When I was 7 years old, my father took me away from my mother without her consent and sent me to live with my grandmother in a village 100 km away -- a decision that was completely legal under Islamic Law.
Because of another antiquated law my mother was not even able to gain visitation rights, and that was the moment that everything changed.
“Oh shit, it’s a checkpoint,” he said, inclining his head toward some traffic cops in brown uniforms. I rummaged through my purse, realizing that I’d left my passport in the hotel for safekeeping. As he resumed his narration, I recalled something he had told me earlier.
Yasser looked behind him to see if he could reverse the car, but had no choice except to proceed. “It’s a lot easier to be gay than straight here,” he had said.
Men and women have also posted messages of support.
More than 2,800 people have signed an online petition at authorities to lift the ban on women driving.
My mother’s fight to regain custody of me ignited in her a desire to fight for the rights of others around the country, and since then she has spent her life speaking out and calling for reform in Saudi Arabia.
Yasser gestured to a parking lot across from the shopping center, explaining that after midnight it would be “full of men picking up men.” These days, he said, “you see gay people everywhere.” Yasser turned onto a side street, then braked suddenly.
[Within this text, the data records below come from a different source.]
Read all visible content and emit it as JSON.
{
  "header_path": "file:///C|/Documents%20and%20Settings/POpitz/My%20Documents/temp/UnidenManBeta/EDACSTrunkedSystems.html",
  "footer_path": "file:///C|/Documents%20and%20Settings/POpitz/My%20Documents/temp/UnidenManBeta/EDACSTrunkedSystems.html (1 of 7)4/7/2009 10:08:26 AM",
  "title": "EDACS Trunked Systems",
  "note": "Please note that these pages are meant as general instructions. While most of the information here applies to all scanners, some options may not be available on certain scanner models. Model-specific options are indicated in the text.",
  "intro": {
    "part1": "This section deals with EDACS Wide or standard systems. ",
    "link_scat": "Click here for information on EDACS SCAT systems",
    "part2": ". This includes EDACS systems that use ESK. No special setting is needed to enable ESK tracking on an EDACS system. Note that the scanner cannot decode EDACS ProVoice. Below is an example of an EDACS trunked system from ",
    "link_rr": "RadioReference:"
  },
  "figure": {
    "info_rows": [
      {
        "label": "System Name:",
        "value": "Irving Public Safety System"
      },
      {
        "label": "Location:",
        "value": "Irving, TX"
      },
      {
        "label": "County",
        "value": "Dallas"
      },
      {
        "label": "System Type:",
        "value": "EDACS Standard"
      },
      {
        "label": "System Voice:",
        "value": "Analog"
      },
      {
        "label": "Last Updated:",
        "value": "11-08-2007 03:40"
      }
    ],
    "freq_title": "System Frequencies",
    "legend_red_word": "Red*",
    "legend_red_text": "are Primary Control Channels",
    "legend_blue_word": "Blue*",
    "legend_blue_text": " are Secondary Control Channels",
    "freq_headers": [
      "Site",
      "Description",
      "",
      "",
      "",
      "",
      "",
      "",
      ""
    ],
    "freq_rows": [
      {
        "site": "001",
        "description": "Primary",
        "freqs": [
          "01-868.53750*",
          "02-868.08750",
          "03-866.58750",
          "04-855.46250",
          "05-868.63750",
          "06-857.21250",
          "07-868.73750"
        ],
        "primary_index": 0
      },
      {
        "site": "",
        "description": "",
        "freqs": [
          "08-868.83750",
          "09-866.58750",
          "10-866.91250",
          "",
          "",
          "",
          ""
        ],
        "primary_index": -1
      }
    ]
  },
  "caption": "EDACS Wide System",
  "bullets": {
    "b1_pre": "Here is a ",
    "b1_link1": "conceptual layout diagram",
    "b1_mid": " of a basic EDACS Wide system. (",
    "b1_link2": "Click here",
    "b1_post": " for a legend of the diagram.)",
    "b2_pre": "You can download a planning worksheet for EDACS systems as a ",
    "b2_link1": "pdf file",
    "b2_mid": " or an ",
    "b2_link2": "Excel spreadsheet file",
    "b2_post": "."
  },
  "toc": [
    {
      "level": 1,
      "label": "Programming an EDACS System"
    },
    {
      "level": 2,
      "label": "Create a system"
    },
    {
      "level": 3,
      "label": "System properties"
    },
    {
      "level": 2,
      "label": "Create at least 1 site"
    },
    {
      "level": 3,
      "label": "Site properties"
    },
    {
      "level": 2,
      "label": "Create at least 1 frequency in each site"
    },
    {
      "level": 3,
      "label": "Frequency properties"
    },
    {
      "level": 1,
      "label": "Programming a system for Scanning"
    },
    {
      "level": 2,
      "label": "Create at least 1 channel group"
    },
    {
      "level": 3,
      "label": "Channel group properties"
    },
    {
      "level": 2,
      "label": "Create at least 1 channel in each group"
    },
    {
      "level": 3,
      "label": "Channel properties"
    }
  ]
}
He wasn’t worried about the gay-themed nature of his tour—he didn’t want to be caught alone with a woman.
Dozens of women have driven and posted during the latest campaign, one activist said, although she knew of only two who hit the streets on Saturday and Sunday as the campaign peaked.
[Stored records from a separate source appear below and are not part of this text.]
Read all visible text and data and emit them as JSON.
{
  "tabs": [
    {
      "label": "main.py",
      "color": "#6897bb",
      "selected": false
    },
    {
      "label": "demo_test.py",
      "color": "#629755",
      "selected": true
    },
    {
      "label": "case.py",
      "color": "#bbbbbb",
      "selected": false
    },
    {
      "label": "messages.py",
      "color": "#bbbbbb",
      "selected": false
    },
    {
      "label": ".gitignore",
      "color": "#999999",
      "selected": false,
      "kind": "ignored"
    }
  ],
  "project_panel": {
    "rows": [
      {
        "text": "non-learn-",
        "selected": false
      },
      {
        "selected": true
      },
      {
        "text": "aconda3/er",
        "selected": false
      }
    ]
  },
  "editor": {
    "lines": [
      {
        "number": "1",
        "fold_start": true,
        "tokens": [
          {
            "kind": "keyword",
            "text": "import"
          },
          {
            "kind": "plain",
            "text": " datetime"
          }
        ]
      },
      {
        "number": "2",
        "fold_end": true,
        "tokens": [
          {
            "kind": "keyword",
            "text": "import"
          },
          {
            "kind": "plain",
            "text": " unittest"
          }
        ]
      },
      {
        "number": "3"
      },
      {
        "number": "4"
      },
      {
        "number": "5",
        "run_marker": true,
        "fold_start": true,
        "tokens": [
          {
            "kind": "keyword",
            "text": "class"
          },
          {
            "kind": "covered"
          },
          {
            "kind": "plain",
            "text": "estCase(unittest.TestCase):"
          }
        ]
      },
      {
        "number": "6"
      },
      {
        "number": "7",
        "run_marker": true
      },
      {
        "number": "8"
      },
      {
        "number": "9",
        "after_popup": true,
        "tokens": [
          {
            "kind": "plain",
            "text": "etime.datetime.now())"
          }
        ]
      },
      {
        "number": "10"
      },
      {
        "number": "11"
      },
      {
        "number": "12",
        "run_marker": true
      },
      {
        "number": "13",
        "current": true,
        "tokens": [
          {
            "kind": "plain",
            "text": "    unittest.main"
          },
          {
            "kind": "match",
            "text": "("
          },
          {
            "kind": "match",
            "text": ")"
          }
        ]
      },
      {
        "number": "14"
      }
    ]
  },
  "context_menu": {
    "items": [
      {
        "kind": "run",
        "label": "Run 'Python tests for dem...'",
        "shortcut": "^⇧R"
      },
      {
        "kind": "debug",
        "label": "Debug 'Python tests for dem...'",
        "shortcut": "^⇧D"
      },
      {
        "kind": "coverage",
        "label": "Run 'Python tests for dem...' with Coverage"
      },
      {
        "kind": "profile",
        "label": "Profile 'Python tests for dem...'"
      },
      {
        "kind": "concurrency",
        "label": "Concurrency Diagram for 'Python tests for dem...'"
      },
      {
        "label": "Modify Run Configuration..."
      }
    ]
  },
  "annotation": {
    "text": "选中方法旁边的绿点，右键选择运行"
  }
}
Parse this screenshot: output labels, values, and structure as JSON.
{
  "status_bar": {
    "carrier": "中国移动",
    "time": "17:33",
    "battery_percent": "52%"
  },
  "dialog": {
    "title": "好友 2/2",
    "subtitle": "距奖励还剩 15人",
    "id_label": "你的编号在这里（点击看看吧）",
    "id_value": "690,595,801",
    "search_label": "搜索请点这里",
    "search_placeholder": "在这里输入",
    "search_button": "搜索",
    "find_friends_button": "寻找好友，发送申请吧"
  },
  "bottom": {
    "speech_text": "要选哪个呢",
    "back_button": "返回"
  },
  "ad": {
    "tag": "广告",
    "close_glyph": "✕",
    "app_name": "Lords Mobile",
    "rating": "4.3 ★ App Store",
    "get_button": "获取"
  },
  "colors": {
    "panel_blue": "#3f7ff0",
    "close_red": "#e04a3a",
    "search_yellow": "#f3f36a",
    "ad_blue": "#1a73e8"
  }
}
"A day hasn't gone by without receiving one or two videos" of women driving, said the activist.
Women have previously been arrested, cars have been confiscated, and one received 100 lashes, she alleged. She added that, apart from driving, the campaign is also about "creating a storm" over the issue.
On Thursday the interior ministry issued a warning to would-be female drivers and their supporters.